**What you need to do**
Find how many lines of the entries contain the word "icon", then report that figure alone.

[Interface dataset entries]
▼

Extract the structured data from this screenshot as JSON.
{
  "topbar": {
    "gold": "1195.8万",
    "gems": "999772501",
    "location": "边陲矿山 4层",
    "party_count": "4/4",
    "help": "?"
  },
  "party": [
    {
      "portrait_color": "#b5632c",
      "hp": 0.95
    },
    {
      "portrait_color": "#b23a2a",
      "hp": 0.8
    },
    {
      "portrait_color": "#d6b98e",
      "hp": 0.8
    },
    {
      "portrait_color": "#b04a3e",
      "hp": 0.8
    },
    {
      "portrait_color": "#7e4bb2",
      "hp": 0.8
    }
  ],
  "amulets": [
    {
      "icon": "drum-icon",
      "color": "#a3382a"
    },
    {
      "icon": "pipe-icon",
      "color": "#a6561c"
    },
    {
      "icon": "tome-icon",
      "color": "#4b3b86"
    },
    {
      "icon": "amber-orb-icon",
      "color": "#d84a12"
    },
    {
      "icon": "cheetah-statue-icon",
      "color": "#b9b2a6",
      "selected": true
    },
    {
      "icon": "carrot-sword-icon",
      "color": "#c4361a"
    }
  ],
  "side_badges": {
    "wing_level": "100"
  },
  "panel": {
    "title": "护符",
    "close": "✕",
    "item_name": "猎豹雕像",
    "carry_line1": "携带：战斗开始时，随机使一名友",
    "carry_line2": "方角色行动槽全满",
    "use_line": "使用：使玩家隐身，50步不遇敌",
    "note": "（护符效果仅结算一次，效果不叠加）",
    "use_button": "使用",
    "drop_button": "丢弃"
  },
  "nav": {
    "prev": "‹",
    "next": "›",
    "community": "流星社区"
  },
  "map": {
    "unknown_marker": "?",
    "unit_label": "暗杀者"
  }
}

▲

**Written solution**
6